Caught by the River

Shadows and Reflections: Adelle Stripe

Adelle Stripe | 17th December 2020

It’s time for the annual end-of-year musings known in these parts as Shadows and Reflections. Since so many of our lives were lived in thematic overlap this year, we’ve asked our contributors and friends to focus on the small, strange and specific as they look back over the last 12 months. Today it’s the turn of Adelle Stripe.

One of the great discoveries I have made in the relative solitude of this year came from an aborted mission to Algeria, which was supposed to take place in spring. I had meticulously planned a journey to the capital, Algiers, and planned to travel east from there, to the Djurdjura mountain range in the Tell Atlas. I was already packing my suitcase when word came from the Algerian government that all flights into the country were cancelled, at which point my outlandish plans were thwarted. 

As ‘Algeria’ had become my Mastermind subject this year, I devoted each spare hour to reading books on its history, the war of independence, or watching films, and reading its translated literature. When I wandered through Hathershelf woods in my hometown of Mytholmroyd each day, sheltering from pouring rain in wellington boots and fingerless gloves, my mind constantly wandered to that place I was supposed to be heading, rather than the one I was currently standing in, with its rotting leaves, knee-high bogs and vicious westerly winds that emptied their sodden contents above my head. 

The primary aim of the road trip was to visit Maillot in the Kabylia region of north east Algeria, for a writing expedition with the Fat White Family. Lias and Nathan Saoudi’s family are from that area, so as part of the research I spent months learning about Algerian music, in particular the radical tradition of Amazigh singers and the more commonly known genre of Raï. Upon hearing that my flight was mothballed, I persevered with my voyage through Algerian music, as it provided the sense of escapism that I desperately needed this year. Through the lo-fi sounds that I accessed online, via Youtube or Spotify links, I imagined the landscape I could have been walking through – rugged pathways, deep gorges in blazing sunlight, cedar forests, olive groves and cherry trees – and the music transported me from the mizzle of Calderdale into those places. 

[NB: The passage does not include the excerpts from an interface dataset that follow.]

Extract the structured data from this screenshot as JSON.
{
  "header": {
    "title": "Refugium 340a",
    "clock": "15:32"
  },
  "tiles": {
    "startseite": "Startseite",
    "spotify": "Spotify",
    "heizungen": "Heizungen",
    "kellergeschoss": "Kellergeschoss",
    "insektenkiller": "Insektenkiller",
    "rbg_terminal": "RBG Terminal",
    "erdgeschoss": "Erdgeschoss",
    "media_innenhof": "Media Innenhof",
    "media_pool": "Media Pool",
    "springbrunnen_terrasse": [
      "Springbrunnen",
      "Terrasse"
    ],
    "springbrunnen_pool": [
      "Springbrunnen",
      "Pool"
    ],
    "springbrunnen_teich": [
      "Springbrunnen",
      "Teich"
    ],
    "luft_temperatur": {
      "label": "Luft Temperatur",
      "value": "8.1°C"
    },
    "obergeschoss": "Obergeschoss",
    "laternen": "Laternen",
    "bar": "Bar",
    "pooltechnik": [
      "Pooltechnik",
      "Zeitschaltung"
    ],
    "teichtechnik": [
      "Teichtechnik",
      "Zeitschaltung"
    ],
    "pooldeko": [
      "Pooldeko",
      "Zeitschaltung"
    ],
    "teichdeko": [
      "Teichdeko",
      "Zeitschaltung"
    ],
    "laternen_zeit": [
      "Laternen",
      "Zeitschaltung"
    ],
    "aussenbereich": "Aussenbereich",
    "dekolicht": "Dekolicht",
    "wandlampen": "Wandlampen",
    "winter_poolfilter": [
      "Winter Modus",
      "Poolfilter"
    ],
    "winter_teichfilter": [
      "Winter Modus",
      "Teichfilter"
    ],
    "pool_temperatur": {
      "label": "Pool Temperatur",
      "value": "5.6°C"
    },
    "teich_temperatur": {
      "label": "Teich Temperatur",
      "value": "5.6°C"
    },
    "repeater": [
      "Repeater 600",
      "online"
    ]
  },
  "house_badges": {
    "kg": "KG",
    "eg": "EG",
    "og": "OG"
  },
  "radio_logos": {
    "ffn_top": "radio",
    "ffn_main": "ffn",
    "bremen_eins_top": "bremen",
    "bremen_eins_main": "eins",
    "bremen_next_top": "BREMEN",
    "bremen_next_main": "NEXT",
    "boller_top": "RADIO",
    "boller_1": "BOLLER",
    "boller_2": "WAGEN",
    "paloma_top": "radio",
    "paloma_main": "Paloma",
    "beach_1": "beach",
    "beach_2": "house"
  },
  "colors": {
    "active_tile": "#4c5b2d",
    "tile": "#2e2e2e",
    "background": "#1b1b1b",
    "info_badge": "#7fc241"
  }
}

One artist I was really impressed by was Cheikha Rimitti, a female singer who performs gritty and frequently vulgar verses that resulted in her being banned from airplay in the 1960s. Known as the Queen of Raï, she once said that misfortune was her teacher, and that the ordinary and everyday struggles of women in the country, including poverty and sexuality, provided her with a wealth of material for her songs. When I first heard them, they reminded me of the dancehall records in my collection; there was a connection somewhere, perhaps in the rhythm and raw pulse. I felt invigorated hearing her sing, in the same way that listening to Sister Nancy or Lady G can often be. Like them, her vocals had that relentless, merciless execution of the line. It was thrilling to stumble across her. 

Other musicians I unearthed from the Maghreb included Cheb Hasni, Khaled, Rachid Taha, Ait Menguellet, Mazouni and the anti-authoritarian, provocative, and legendary figure of Matoub Lounès, who was assassinated in the mountains of Tizi Ouzo. Listening to Andy Kershaw’s R3 show on Algerian music, I was struck by an interview with Kamel Baci, who believed that musicians from Kabylia are natural troublemakers, and that they always sing about politics, say the unsayable, and frequently end up in hot water for expressing their views. This tradition originated in French colonialism, when it was illegal for Algerians to speak disrespectfully against their rulers. For songwriters in this country, the essence of their craft is based in freedom of speech and opinion, something that was denied to them for so many years in the past. It came as no surprise to me that the cassettes of Matoub Lounès were frequently played in the Saoudi household, and that ten years after his death, the symbol that decorated his albums, a red crescent moon dripping with blood, provided inspiration for the bleeding hammer and sickle on Fat White Family’s debut LP, Champagne Holocaust.  

I hope that at some point in the future I will reach Algeria, but in a strange way I feel as though I have spent time there already. Imagining a place can often be a potent replacement for physically being there, and I am grateful to have travelled through this country via its enthralling soundtrack this year. I have compiled a playlist for anyone who’s curious to listen to some of the artists I’ve mentioned, but I’m sure this is only the beginning of a longer sojourn into North Africa’s musical heritage.